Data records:
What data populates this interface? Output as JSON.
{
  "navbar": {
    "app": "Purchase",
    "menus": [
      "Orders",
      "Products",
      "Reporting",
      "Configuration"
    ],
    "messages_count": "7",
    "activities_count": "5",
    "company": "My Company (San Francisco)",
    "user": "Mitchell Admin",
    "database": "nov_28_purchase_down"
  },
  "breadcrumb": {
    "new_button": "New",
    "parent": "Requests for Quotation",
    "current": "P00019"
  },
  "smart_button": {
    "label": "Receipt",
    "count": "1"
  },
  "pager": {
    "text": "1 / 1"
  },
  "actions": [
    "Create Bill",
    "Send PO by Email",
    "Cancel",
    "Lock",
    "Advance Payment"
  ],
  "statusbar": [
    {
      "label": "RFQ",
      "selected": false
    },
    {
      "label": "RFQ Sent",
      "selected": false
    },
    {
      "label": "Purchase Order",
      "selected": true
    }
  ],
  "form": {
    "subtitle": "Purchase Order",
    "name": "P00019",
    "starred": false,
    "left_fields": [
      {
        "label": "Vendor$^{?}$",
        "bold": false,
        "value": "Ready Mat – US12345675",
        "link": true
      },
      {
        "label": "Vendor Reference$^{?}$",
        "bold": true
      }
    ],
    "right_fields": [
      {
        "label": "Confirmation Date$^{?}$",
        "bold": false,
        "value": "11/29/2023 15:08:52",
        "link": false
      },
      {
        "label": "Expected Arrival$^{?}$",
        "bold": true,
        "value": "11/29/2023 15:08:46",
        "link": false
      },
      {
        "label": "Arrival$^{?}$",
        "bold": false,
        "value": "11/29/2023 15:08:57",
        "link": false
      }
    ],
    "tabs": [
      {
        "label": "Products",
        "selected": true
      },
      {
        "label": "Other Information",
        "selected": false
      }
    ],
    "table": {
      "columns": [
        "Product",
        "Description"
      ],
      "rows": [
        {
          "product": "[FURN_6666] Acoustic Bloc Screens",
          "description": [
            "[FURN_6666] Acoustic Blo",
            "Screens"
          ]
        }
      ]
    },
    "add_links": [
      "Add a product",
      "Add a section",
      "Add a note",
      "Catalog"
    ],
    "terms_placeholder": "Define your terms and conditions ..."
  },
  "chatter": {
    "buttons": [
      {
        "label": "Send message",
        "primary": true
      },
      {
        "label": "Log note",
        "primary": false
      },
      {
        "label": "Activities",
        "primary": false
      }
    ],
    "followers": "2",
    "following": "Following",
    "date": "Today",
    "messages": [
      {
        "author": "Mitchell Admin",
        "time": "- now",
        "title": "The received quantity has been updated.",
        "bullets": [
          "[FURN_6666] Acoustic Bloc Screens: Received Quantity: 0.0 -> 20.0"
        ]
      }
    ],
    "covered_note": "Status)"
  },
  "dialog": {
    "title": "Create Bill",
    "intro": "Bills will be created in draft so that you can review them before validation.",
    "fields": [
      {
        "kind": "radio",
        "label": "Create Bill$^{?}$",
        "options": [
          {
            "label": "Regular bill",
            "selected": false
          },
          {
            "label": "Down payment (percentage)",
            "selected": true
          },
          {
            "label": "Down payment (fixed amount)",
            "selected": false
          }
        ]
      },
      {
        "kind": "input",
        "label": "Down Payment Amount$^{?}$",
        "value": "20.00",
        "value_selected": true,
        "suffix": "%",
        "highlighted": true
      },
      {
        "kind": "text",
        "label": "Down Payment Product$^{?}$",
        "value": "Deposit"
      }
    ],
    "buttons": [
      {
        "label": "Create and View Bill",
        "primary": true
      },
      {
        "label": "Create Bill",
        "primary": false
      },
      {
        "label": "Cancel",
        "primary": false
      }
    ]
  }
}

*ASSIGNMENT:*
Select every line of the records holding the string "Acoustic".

*THE COMPLETED TASK:*
          "product": "[FURN_6666] Acoustic Bloc Screens",
            "[FURN_6666] Acoustic Blo",
          "[FURN_6666] Acoustic Bloc Screens: Received Quantity: 0.0 -> 20.0"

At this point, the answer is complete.